**Problem description**
A word-for-word copy of the data, pictures excluded, is what this task asks for.

**Data listing**
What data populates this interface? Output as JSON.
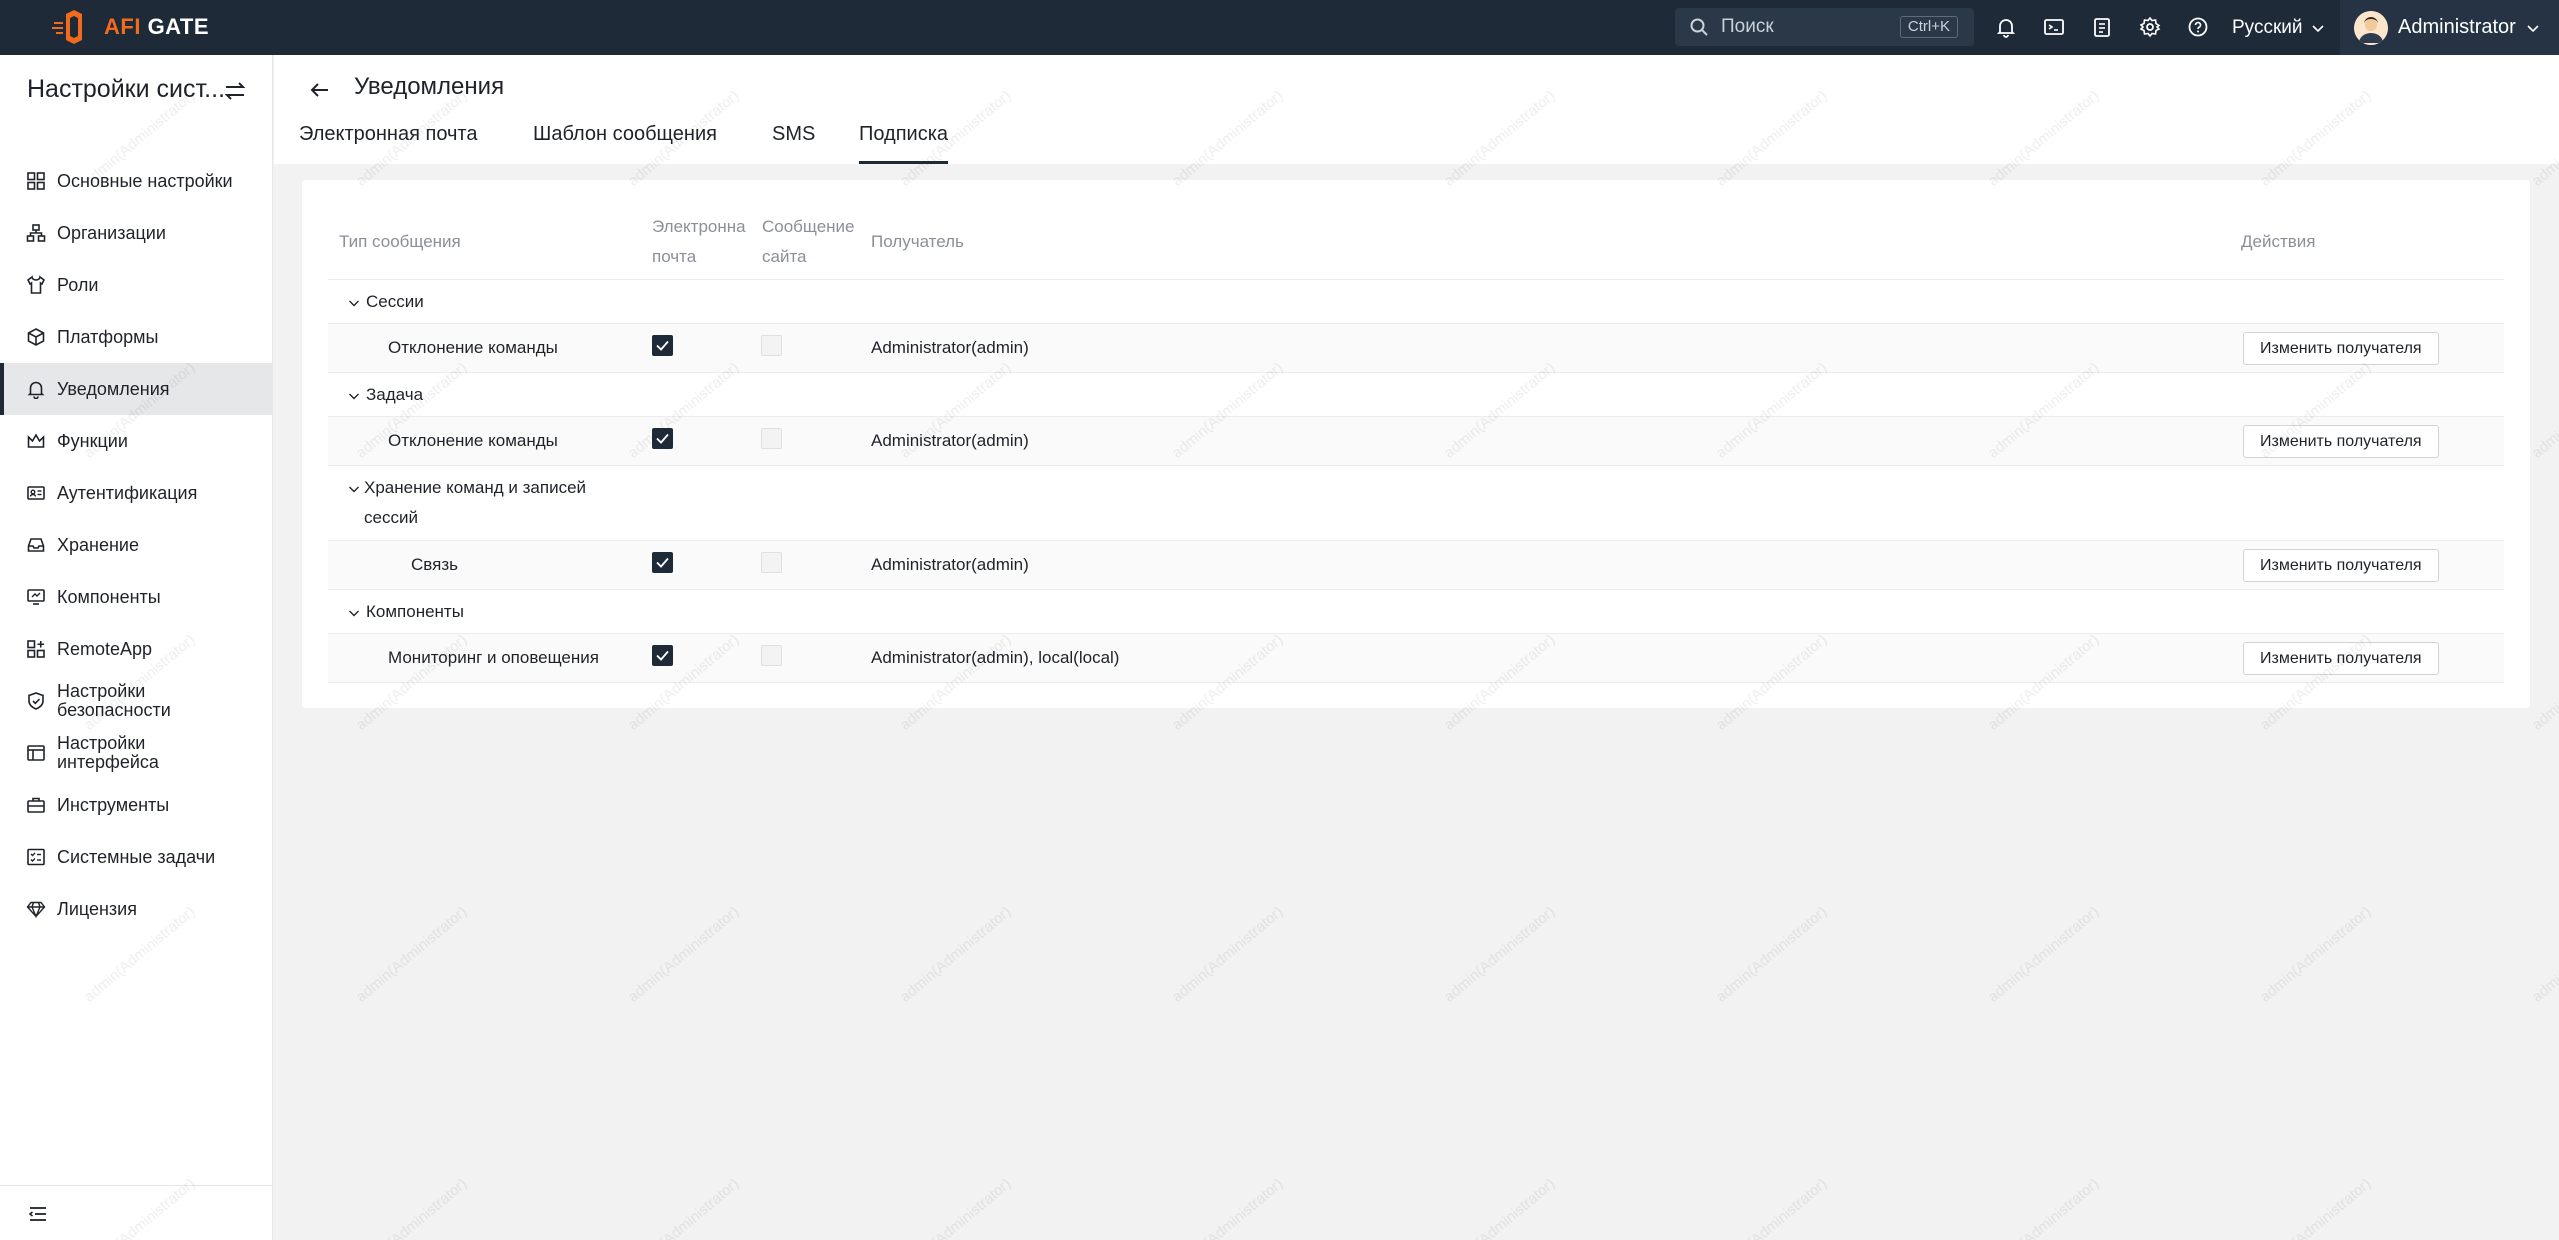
{
  "brand": {
    "logo_text_a": "AFI",
    "logo_text_b": " GATE",
    "accent": "#f26b1d",
    "header_bg": "#1e2a38"
  },
  "topbar": {
    "search_placeholder": "Поиск",
    "search_shortcut": "Ctrl+K",
    "icons": [
      "bell-icon",
      "terminal-icon",
      "clipboard-icon",
      "gear-icon",
      "help-icon"
    ],
    "language": "Русский",
    "user_name": "Administrator"
  },
  "sidebar": {
    "title": "Настройки сист...",
    "items": [
      {
        "label": "Основные настройки",
        "icon": "grid-icon"
      },
      {
        "label": "Организации",
        "icon": "org-icon"
      },
      {
        "label": "Роли",
        "icon": "shirt-icon"
      },
      {
        "label": "Платформы",
        "icon": "cube-icon"
      },
      {
        "label": "Уведомления",
        "icon": "bell-icon",
        "active": true
      },
      {
        "label": "Функции",
        "icon": "crown-icon"
      },
      {
        "label": "Аутентификация",
        "icon": "id-card-icon"
      },
      {
        "label": "Хранение",
        "icon": "inbox-icon"
      },
      {
        "label": "Компоненты",
        "icon": "monitor-icon"
      },
      {
        "label": "RemoteApp",
        "icon": "apps-icon"
      },
      {
        "label": "Настройки безопасности",
        "icon": "shield-icon"
      },
      {
        "label": "Настройки интерфейса",
        "icon": "layout-icon"
      },
      {
        "label": "Инструменты",
        "icon": "toolbox-icon"
      },
      {
        "label": "Системные задачи",
        "icon": "tasks-icon"
      },
      {
        "label": "Лицензия",
        "icon": "diamond-icon"
      }
    ]
  },
  "page": {
    "title": "Уведомления",
    "tabs": [
      "Электронная почта",
      "Шаблон сообщения",
      "SMS",
      "Подписка"
    ],
    "active_tab": "Подписка"
  },
  "table": {
    "headers": {
      "type": "Тип сообщения",
      "email_1": "Электронна",
      "email_2": "почта",
      "site_1": "Сообщение",
      "site_2": "сайта",
      "recipient": "Получатель",
      "actions": "Действия"
    },
    "groups": [
      {
        "name": "Сессии",
        "rows": [
          {
            "name": "Отклонение команды",
            "email": true,
            "site": false,
            "recipient": "Administrator(admin)",
            "action": "Изменить получателя"
          }
        ]
      },
      {
        "name": "Задача",
        "rows": [
          {
            "name": "Отклонение команды",
            "email": true,
            "site": false,
            "recipient": "Administrator(admin)",
            "action": "Изменить получателя"
          }
        ]
      },
      {
        "name_1": "Хранение команд и записей",
        "name_2": "сессий",
        "rows": [
          {
            "name": "Связь",
            "email": true,
            "site": false,
            "recipient": "Administrator(admin)",
            "action": "Изменить получателя"
          }
        ]
      },
      {
        "name": "Компоненты",
        "rows": [
          {
            "name": "Мониторинг и оповещения",
            "email": true,
            "site": false,
            "recipient": "Administrator(admin), local(local)",
            "action": "Изменить получателя"
          }
        ]
      }
    ]
  },
  "watermark": "admin(Administrator)"
}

**Answer to this exercise**
What data populates this interface? Output as JSON.
{
  "brand": {
    "logo_text_a": "AFI",
    "logo_text_b": " GATE",
    "accent": "#f26b1d",
    "header_bg": "#1e2a38"
  },
  "topbar": {
    "search_placeholder": "Поиск",
    "search_shortcut": "Ctrl+K",
    "icons": [
      "bell-icon",
      "terminal-icon",
      "clipboard-icon",
      "gear-icon",
      "help-icon"
    ],
    "language": "Русский",
    "user_name": "Administrator"
  },
  "sidebar": {
    "title": "Настройки сист...",
    "items": [
      {
        "label": "Основные настройки",
        "icon": "grid-icon"
      },
      {
        "label": "Организации",
        "icon": "org-icon"
      },
      {
        "label": "Роли",
        "icon": "shirt-icon"
      },
      {
        "label": "Платформы",
        "icon": "cube-icon"
      },
      {
        "label": "Уведомления",
        "icon": "bell-icon",
        "active": true
      },
      {
        "label": "Функции",
        "icon": "crown-icon"
      },
      {
        "label": "Аутентификация",
        "icon": "id-card-icon"
      },
      {
        "label": "Хранение",
        "icon": "inbox-icon"
      },
      {
        "label": "Компоненты",
        "icon": "monitor-icon"
      },
      {
        "label": "RemoteApp",
        "icon": "apps-icon"
      },
      {
        "label": "Настройки безопасности",
        "icon": "shield-icon"
      },
      {
        "label": "Настройки интерфейса",
        "icon": "layout-icon"
      },
      {
        "label": "Инструменты",
        "icon": "toolbox-icon"
      },
      {
        "label": "Системные задачи",
        "icon": "tasks-icon"
      },
      {
        "label": "Лицензия",
        "icon": "diamond-icon"
      }
    ]
  },
  "page": {
    "title": "Уведомления",
    "tabs": [
      "Электронная почта",
      "Шаблон сообщения",
      "SMS",
      "Подписка"
    ],
    "active_tab": "Подписка"
  },
  "table": {
    "headers": {
      "type": "Тип сообщения",
      "email_1": "Электронна",
      "email_2": "почта",
      "site_1": "Сообщение",
      "site_2": "сайта",
      "recipient": "Получатель",
      "actions": "Действия"
    },
    "groups": [
      {
        "name": "Сессии",
        "rows": [
          {
            "name": "Отклонение команды",
            "email": true,
            "site": false,
            "recipient": "Administrator(admin)",
            "action": "Изменить получателя"
          }
        ]
      },
      {
        "name": "Задача",
        "rows": [
          {
            "name": "Отклонение команды",
            "email": true,
            "site": false,
            "recipient": "Administrator(admin)",
            "action": "Изменить получателя"
          }
        ]
      },
      {
        "name_1": "Хранение команд и записей",
        "name_2": "сессий",
        "rows": [
          {
            "name": "Связь",
            "email": true,
            "site": false,
            "recipient": "Administrator(admin)",
            "action": "Изменить получателя"
          }
        ]
      },
      {
        "name": "Компоненты",
        "rows": [
          {
            "name": "Мониторинг и оповещения",
            "email": true,
            "site": false,
            "recipient": "Administrator(admin), local(local)",
            "action": "Изменить получателя"
          }
        ]
      }
    ]
  },
  "watermark": "admin(Administrator)"
}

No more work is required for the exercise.